[Dataset rows for apps and sites]

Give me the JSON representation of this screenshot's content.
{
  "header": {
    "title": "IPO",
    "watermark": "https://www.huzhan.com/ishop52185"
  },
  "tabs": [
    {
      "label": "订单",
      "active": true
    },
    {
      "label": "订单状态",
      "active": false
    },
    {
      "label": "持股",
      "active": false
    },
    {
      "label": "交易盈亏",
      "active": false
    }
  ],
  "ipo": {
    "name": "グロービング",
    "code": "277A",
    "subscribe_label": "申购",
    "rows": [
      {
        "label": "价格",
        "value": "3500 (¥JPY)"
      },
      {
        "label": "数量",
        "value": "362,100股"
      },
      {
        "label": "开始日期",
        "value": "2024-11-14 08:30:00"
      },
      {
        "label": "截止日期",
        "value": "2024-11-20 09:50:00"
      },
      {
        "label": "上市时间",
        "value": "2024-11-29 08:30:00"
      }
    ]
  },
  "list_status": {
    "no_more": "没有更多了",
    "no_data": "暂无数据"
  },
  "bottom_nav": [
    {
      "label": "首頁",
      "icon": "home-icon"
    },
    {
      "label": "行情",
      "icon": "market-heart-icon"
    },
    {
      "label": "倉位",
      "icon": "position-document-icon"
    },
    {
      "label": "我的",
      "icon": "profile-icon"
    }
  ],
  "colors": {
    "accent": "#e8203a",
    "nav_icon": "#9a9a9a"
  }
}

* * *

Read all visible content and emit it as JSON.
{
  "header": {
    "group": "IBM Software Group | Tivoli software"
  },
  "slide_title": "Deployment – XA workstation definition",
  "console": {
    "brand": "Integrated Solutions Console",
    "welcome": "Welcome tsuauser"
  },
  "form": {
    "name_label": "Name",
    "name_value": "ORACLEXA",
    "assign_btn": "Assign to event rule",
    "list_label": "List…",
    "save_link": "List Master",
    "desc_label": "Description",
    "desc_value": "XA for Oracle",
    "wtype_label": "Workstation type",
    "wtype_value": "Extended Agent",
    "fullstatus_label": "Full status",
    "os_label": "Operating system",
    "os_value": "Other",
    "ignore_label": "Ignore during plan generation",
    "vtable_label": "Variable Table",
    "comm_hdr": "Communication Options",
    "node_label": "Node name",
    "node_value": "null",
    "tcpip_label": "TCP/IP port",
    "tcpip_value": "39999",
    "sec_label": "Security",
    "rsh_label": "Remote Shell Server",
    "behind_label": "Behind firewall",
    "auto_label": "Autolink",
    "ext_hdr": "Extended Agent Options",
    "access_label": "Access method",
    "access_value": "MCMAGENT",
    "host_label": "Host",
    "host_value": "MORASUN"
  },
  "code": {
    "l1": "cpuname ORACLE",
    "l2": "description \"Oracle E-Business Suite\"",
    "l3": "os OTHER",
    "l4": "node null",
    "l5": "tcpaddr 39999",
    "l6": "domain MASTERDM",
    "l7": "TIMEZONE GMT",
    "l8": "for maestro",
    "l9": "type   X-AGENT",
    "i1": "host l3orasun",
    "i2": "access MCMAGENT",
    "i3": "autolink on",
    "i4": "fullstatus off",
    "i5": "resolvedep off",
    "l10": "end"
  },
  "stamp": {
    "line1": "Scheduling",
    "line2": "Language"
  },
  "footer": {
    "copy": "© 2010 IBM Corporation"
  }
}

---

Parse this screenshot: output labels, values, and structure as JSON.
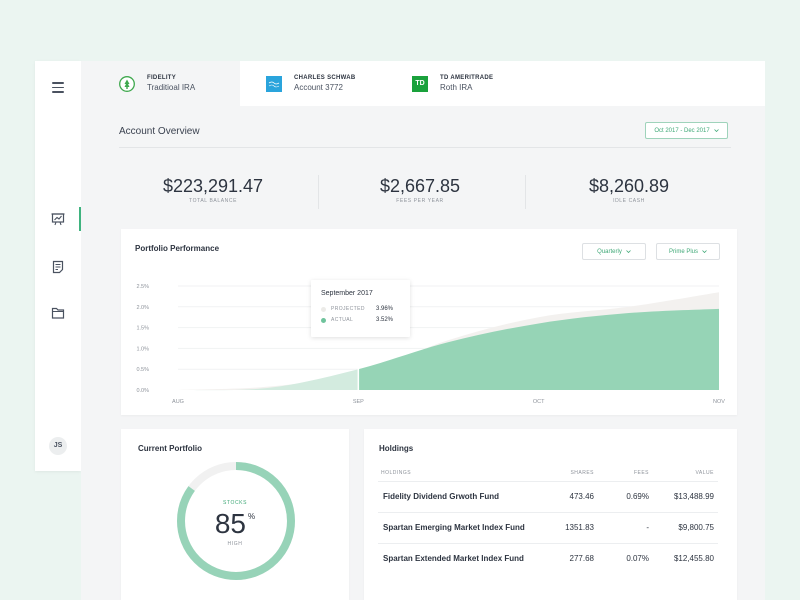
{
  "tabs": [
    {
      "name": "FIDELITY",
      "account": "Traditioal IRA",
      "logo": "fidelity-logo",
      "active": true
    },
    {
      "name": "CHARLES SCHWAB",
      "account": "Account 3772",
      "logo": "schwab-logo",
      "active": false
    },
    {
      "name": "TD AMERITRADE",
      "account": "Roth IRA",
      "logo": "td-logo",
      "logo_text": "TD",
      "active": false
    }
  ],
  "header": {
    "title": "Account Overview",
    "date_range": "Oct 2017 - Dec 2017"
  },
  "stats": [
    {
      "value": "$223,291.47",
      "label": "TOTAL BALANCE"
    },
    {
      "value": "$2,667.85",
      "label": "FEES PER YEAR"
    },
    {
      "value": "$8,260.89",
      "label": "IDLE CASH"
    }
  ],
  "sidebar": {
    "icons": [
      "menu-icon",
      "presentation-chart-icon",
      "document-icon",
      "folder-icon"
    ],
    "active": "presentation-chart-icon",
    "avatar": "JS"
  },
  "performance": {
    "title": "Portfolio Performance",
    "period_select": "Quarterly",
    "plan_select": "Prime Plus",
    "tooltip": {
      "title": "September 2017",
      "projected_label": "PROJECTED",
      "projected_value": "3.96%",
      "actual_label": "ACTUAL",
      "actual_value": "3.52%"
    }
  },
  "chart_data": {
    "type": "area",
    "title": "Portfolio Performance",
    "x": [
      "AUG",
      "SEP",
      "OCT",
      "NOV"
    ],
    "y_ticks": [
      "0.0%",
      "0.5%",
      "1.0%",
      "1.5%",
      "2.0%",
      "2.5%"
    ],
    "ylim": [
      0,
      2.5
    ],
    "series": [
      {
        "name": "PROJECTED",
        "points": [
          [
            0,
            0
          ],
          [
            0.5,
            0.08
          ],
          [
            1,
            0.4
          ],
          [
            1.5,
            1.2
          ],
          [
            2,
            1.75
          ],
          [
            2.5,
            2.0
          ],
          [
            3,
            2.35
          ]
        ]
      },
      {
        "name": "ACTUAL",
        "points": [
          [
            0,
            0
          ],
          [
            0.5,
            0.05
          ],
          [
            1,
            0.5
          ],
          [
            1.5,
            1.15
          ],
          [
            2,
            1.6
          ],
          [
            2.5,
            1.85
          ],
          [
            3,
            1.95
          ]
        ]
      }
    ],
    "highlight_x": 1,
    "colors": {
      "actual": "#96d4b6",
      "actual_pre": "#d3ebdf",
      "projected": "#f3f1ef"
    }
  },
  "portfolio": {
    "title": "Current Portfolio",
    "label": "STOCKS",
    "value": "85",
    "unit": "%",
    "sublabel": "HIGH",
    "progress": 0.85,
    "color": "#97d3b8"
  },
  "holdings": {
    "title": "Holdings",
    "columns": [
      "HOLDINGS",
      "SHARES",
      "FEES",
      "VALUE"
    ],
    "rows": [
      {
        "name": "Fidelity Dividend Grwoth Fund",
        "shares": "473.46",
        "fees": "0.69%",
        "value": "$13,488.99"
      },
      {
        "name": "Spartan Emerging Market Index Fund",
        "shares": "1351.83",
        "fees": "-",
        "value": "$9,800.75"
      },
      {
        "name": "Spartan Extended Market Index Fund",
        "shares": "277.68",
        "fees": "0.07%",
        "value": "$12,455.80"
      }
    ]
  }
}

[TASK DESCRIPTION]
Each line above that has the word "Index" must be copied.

[EXERCISE RESULT]
        "name": "Spartan Emerging Market Index Fund",
        "name": "Spartan Extended Market Index Fund",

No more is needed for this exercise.